TASK MATERIAL:
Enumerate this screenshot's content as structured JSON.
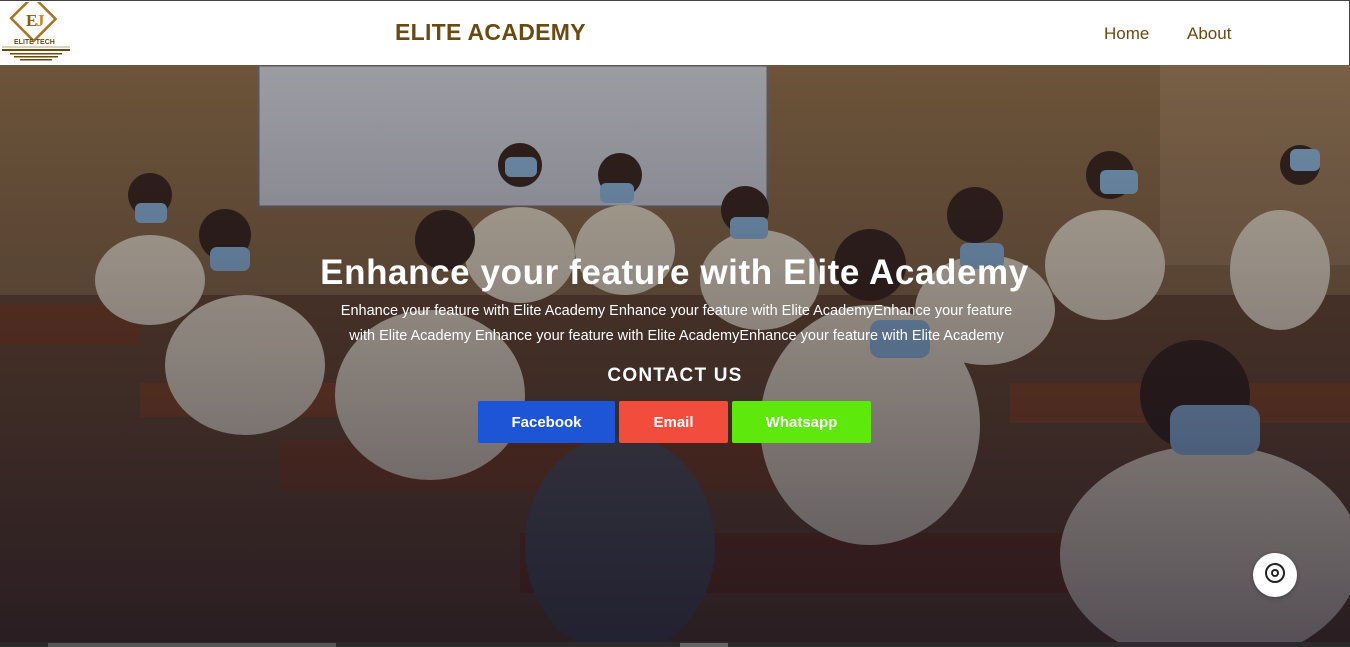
{
  "header": {
    "logo_text": "ELITE TECH",
    "logo_tagline": "Specialist in E-management Website Development",
    "brand": "ELITE ACADEMY",
    "nav": [
      {
        "label": "Home"
      },
      {
        "label": "About"
      }
    ]
  },
  "hero": {
    "title": "Enhance your feature with Elite Academy",
    "subtitle": "Enhance your feature with Elite Academy Enhance your feature with Elite AcademyEnhance your feature with Elite Academy Enhance your feature with Elite AcademyEnhance your feature with Elite Academy",
    "contact_title": "CONTACT US",
    "buttons": [
      {
        "label": "Facebook",
        "color": "#1e55d6"
      },
      {
        "label": "Email",
        "color": "#f24c3d"
      },
      {
        "label": "Whatsapp",
        "color": "#5ee80c"
      }
    ]
  },
  "colors": {
    "brand": "#6b4a12",
    "nav_link": "#6b4a12",
    "logo": "#a87320"
  },
  "icons": {
    "chat": "chat-widget-icon",
    "logo": "elite-tech-logo"
  }
}
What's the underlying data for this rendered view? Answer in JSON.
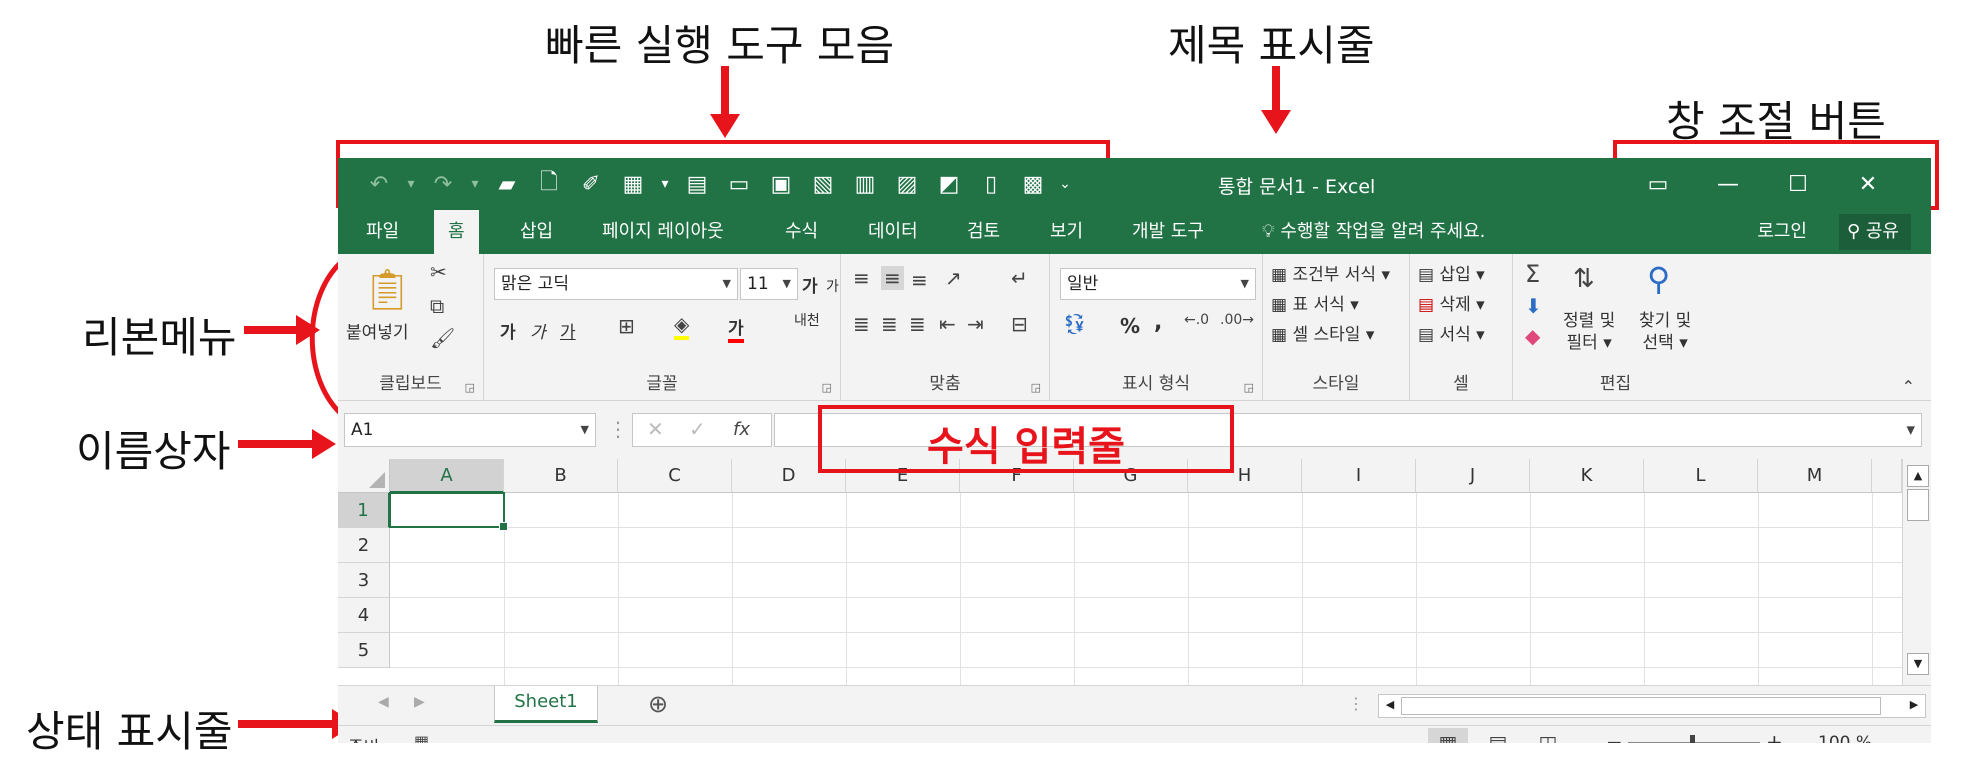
{
  "annotations": {
    "qat": "빠른 실행 도구 모음",
    "title_bar": "제목 표시줄",
    "window_controls": "창 조절 버튼",
    "ribbon": "리본메뉴",
    "name_box": "이름상자",
    "formula_bar": "수식 입력줄",
    "status_bar": "상태 표시줄"
  },
  "window": {
    "title": "통합 문서1 - Excel"
  },
  "tabs": [
    "파일",
    "홈",
    "삽입",
    "페이지 레이아웃",
    "수식",
    "데이터",
    "검토",
    "보기",
    "개발 도구"
  ],
  "tell_me": "수행할 작업을 알려 주세요.",
  "account": {
    "login": "로그인",
    "share": "공유"
  },
  "ribbon": {
    "clipboard": {
      "label": "클립보드",
      "paste": "붙여넣기"
    },
    "font": {
      "label": "글꼴",
      "name": "맑은 고딕",
      "size": "11",
      "bold": "가",
      "italic": "가",
      "underline": "가",
      "color": "가",
      "increase": "가",
      "decrease": "가",
      "phonetic": "내천"
    },
    "alignment": {
      "label": "맞춤"
    },
    "number": {
      "label": "표시 형식",
      "format": "일반",
      "percent": "%",
      "comma": ","
    },
    "styles": {
      "label": "스타일",
      "conditional": "조건부 서식",
      "table": "표 서식",
      "cell": "셀 스타일"
    },
    "cells": {
      "label": "셀",
      "insert": "삽입",
      "delete": "삭제",
      "format": "서식"
    },
    "editing": {
      "label": "편집",
      "sort": "정렬 및",
      "sort2": "필터",
      "find": "찾기 및",
      "find2": "선택"
    }
  },
  "formula": {
    "name_box": "A1",
    "fx": "fx"
  },
  "grid": {
    "columns": [
      "A",
      "B",
      "C",
      "D",
      "E",
      "F",
      "G",
      "H",
      "I",
      "J",
      "K",
      "L",
      "M"
    ],
    "rows": [
      "1",
      "2",
      "3",
      "4",
      "5"
    ],
    "selected": "A1"
  },
  "sheets": [
    "Sheet1"
  ],
  "status": {
    "ready": "준비",
    "zoom": "100 %"
  },
  "colors": {
    "excel_green": "#217346",
    "annotation_red": "#e8141b"
  }
}
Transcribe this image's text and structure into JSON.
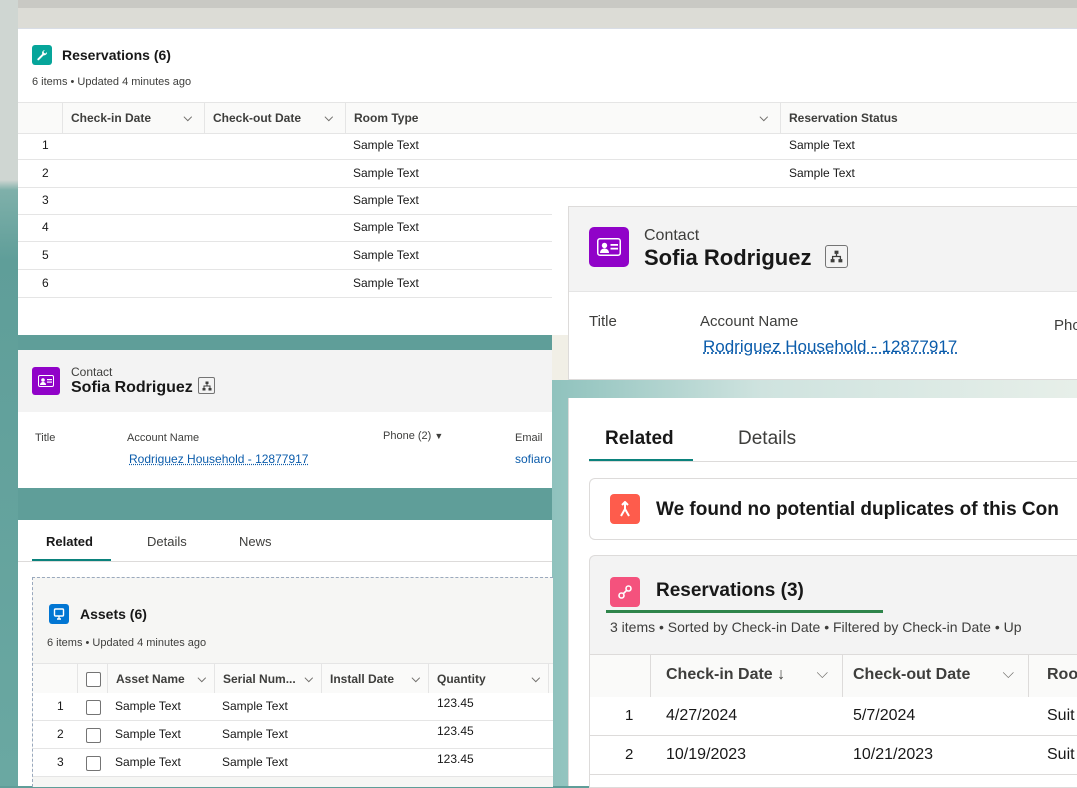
{
  "reservations_top": {
    "title": "Reservations (6)",
    "meta": "6 items • Updated 4 minutes ago",
    "columns": [
      "Check-in Date",
      "Check-out Date",
      "Room Type",
      "Reservation Status"
    ],
    "rows": [
      {
        "num": "1",
        "room": "Sample Text",
        "status": "Sample Text"
      },
      {
        "num": "2",
        "room": "Sample Text",
        "status": "Sample Text"
      },
      {
        "num": "3",
        "room": "Sample Text",
        "status": ""
      },
      {
        "num": "4",
        "room": "Sample Text",
        "status": ""
      },
      {
        "num": "5",
        "room": "Sample Text",
        "status": ""
      },
      {
        "num": "6",
        "room": "Sample Text",
        "status": ""
      }
    ]
  },
  "contact_small": {
    "type_label": "Contact",
    "name": "Sofia Rodriguez",
    "title_label": "Title",
    "account_label": "Account Name",
    "account_value": "Rodriguez Household - 12877917",
    "phone_label": "Phone (2)",
    "email_label": "Email",
    "email_value": "sofiaro"
  },
  "related_small": {
    "tabs": [
      "Related",
      "Details",
      "News"
    ],
    "assets_title": "Assets (6)",
    "assets_meta": "6 items • Updated 4 minutes ago",
    "columns": [
      "Asset Name",
      "Serial Num...",
      "Install Date",
      "Quantity"
    ],
    "rows": [
      {
        "num": "1",
        "name": "Sample Text",
        "serial": "Sample Text",
        "qty": "123.45"
      },
      {
        "num": "2",
        "name": "Sample Text",
        "serial": "Sample Text",
        "qty": "123.45"
      },
      {
        "num": "3",
        "name": "Sample Text",
        "serial": "Sample Text",
        "qty": "123.45"
      }
    ]
  },
  "contact_big": {
    "type_label": "Contact",
    "name": "Sofia Rodriguez",
    "title_label": "Title",
    "account_label": "Account Name",
    "account_value": "Rodriguez Household - 12877917",
    "phone_label": "Pho"
  },
  "related_big": {
    "tabs": [
      "Related",
      "Details"
    ],
    "duplicates_text": "We found no potential duplicates of this Con",
    "reservations_title": "Reservations (3)",
    "reservations_meta": "3 items • Sorted by Check-in Date • Filtered by Check-in Date • Up",
    "columns": [
      "Check-in Date ↓",
      "Check-out Date",
      "Roo"
    ],
    "rows": [
      {
        "num": "1",
        "checkin": "4/27/2024",
        "checkout": "5/7/2024",
        "room": "Suit"
      },
      {
        "num": "2",
        "checkin": "10/19/2023",
        "checkout": "10/21/2023",
        "room": "Suit"
      }
    ]
  },
  "colors": {
    "teal_icon": "#06a59a",
    "contact_purple": "#9002c8",
    "blue_icon": "#0176d3",
    "orange_icon": "#fe5c4c",
    "pink_icon": "#f4527d",
    "green_underline": "#2e844a",
    "link": "#0b5cab"
  },
  "icons": [
    "wrench-icon",
    "contact-card-icon",
    "hierarchy-icon",
    "asset-icon",
    "merge-icon",
    "link-icon",
    "chevron-down-icon",
    "sort-down-icon"
  ]
}
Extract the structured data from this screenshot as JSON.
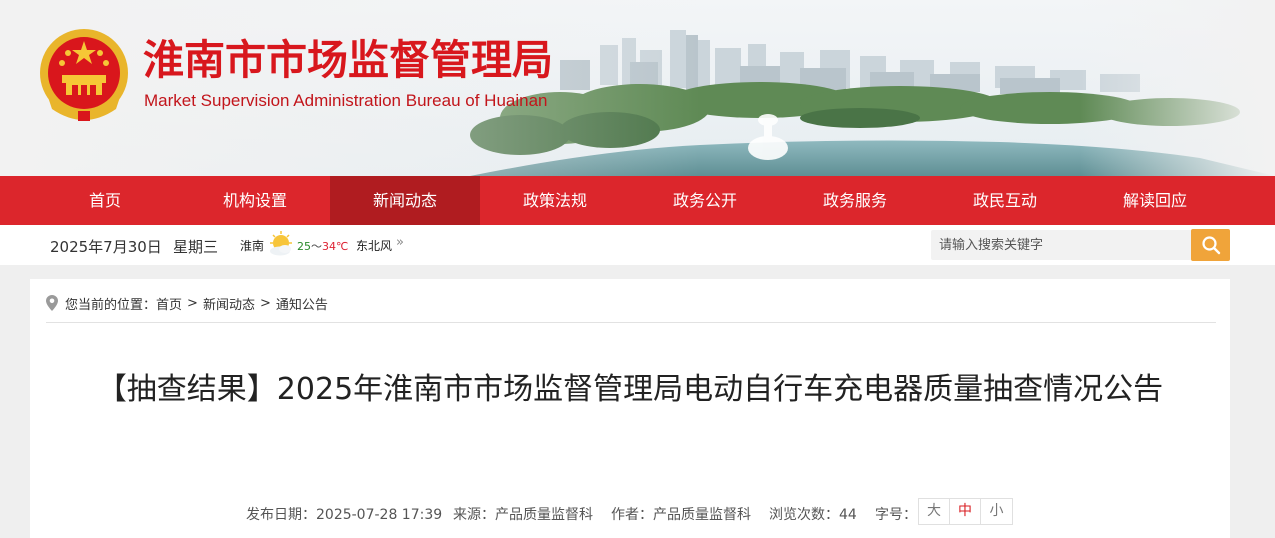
{
  "header": {
    "title": "淮南市市场监督管理局",
    "subtitle": "Market Supervision Administration Bureau of Huainan",
    "colors": {
      "brand_red": "#d8171d",
      "nav_red": "#dc262c",
      "nav_active": "#b01c20",
      "search_orange": "#f0a43a"
    }
  },
  "nav": {
    "items": [
      {
        "label": "首页"
      },
      {
        "label": "机构设置"
      },
      {
        "label": "新闻动态"
      },
      {
        "label": "政策法规"
      },
      {
        "label": "政务公开"
      },
      {
        "label": "政务服务"
      },
      {
        "label": "政民互动"
      },
      {
        "label": "解读回应"
      }
    ],
    "active_index": 2
  },
  "infobar": {
    "date": "2025年7月30日",
    "weekday": "星期三",
    "weather": {
      "city": "淮南",
      "icon": "sun-cloud-icon",
      "low": "25",
      "sep": "～",
      "high": "34℃",
      "wind": "东北风",
      "more": "»"
    },
    "search": {
      "placeholder": "请输入搜索关键字",
      "icon": "search-icon"
    }
  },
  "breadcrumb": {
    "prefix": "您当前的位置：",
    "items": [
      "首页",
      "新闻动态",
      "通知公告"
    ],
    "separator": ">"
  },
  "article": {
    "title": "【抽查结果】2025年淮南市市场监督管理局电动自行车充电器质量抽查情况公告",
    "meta": {
      "date": "发布日期：2025-07-28 17:39",
      "source": "来源：产品质量监督科",
      "author": "作者：产品质量监督科",
      "views": "浏览次数：44",
      "font_size_label": "字号：",
      "font_sizes": [
        "大",
        "中",
        "小"
      ],
      "font_size_active": 1
    }
  }
}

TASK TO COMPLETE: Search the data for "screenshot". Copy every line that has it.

PROBLEM SOLUTION:
Enumerate this screenshot's content as structured JSON.
Extract the structured data from this screenshot as JSON.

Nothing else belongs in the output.